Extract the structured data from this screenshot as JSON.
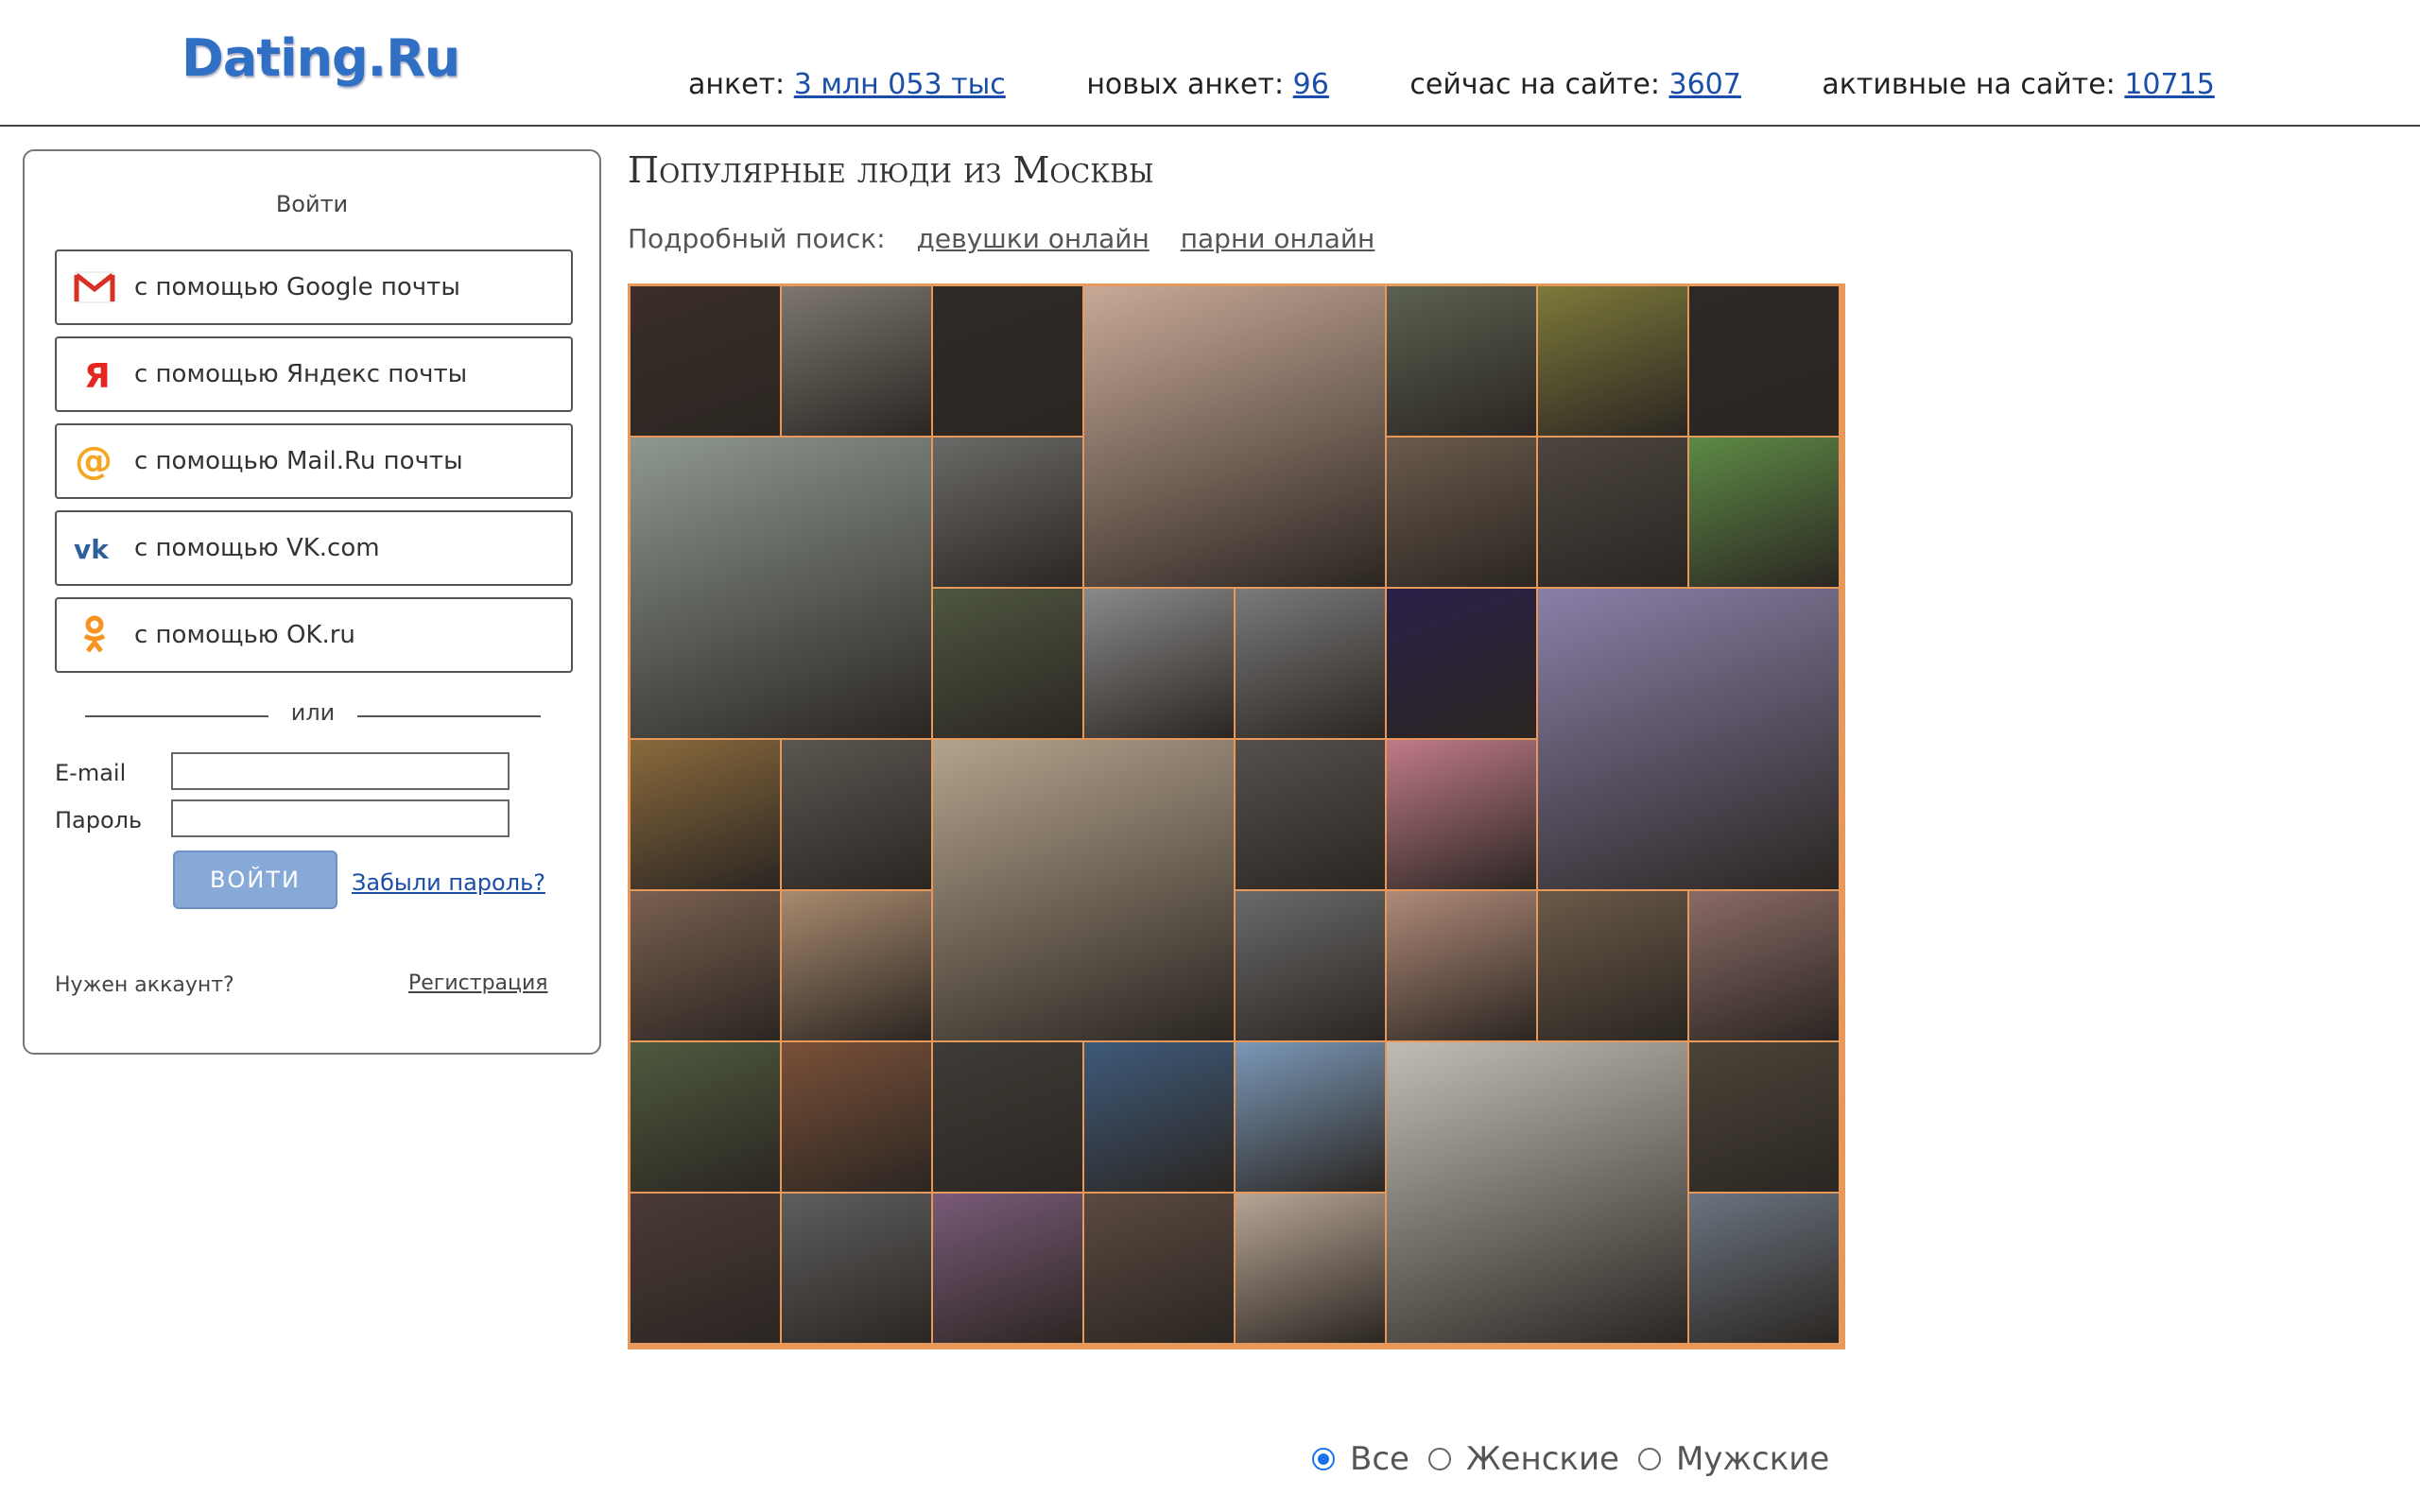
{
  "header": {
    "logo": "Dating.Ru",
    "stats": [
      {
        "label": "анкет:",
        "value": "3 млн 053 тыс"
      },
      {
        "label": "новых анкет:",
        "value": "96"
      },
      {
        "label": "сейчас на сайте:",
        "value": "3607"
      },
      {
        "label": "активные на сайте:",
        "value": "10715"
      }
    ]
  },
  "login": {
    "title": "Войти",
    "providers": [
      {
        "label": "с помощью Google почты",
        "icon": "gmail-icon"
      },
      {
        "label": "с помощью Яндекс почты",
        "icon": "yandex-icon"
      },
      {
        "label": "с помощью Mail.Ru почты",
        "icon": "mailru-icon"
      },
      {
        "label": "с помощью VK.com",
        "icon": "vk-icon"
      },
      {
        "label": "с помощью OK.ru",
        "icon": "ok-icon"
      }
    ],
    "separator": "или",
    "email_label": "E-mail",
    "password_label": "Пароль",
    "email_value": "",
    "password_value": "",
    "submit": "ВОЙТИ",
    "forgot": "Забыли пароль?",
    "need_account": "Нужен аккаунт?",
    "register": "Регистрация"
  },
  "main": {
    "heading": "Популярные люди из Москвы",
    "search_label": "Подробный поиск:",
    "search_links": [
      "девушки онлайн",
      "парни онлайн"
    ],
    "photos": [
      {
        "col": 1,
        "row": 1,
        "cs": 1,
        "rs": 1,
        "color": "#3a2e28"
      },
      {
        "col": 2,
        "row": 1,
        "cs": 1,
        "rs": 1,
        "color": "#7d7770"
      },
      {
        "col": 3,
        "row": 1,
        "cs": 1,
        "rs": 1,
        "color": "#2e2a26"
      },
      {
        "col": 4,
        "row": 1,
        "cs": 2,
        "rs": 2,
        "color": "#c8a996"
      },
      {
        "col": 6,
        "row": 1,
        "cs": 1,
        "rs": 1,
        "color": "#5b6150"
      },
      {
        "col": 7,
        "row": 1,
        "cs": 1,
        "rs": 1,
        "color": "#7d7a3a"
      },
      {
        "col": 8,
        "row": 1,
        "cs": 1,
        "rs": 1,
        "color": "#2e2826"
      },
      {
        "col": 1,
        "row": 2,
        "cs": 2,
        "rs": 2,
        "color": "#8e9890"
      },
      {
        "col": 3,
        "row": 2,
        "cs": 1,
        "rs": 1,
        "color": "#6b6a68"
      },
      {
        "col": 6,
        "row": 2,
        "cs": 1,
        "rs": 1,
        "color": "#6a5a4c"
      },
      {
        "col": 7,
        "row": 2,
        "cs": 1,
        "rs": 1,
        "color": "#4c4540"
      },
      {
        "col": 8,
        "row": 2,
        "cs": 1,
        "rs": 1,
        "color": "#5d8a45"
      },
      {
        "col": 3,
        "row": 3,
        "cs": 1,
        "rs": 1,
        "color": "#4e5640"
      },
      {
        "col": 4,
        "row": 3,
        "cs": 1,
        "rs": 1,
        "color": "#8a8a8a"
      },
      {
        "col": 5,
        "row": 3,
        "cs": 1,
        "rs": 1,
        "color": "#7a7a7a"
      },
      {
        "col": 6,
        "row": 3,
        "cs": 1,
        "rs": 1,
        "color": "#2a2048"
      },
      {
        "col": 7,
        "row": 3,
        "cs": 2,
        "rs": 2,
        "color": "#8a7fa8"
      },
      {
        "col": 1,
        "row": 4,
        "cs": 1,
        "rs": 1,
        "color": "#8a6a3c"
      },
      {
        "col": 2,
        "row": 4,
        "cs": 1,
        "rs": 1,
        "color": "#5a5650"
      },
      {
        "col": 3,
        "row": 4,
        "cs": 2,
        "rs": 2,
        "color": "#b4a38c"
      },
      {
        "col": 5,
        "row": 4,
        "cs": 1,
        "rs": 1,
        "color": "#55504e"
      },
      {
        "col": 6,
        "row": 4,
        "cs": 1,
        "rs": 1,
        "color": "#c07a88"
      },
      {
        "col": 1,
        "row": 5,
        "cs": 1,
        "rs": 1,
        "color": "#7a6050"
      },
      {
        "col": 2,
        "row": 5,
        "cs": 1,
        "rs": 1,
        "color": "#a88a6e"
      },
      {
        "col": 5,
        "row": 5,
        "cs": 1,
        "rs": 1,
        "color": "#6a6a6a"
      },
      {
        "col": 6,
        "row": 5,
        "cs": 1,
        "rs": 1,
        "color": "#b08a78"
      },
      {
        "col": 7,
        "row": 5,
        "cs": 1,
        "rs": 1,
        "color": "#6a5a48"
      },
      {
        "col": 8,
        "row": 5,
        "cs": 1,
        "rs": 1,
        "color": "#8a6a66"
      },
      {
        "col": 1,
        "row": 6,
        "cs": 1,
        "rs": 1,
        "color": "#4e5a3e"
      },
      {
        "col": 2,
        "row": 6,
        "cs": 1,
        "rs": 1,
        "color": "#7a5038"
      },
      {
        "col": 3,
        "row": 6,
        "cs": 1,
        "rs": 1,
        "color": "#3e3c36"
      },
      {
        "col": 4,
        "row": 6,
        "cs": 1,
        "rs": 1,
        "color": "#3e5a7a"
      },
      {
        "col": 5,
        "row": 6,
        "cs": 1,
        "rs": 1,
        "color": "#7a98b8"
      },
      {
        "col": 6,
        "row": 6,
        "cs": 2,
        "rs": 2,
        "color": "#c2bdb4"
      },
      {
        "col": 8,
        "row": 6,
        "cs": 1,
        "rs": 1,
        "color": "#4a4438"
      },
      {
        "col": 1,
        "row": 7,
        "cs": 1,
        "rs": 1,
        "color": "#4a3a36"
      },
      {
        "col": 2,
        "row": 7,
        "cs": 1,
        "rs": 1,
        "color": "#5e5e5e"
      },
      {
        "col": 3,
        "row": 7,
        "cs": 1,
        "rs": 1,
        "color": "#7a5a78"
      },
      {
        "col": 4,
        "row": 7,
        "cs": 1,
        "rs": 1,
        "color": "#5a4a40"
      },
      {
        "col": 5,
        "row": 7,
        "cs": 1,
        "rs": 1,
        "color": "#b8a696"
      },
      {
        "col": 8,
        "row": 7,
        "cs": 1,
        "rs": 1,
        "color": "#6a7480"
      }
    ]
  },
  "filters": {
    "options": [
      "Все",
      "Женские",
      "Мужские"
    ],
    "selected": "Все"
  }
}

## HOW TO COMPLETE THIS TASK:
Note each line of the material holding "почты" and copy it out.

## SOLUTION TO THE PROBLEM:
        "label": "с помощью Google почты",
        "label": "с помощью Яндекс почты",
        "label": "с помощью Mail.Ru почты",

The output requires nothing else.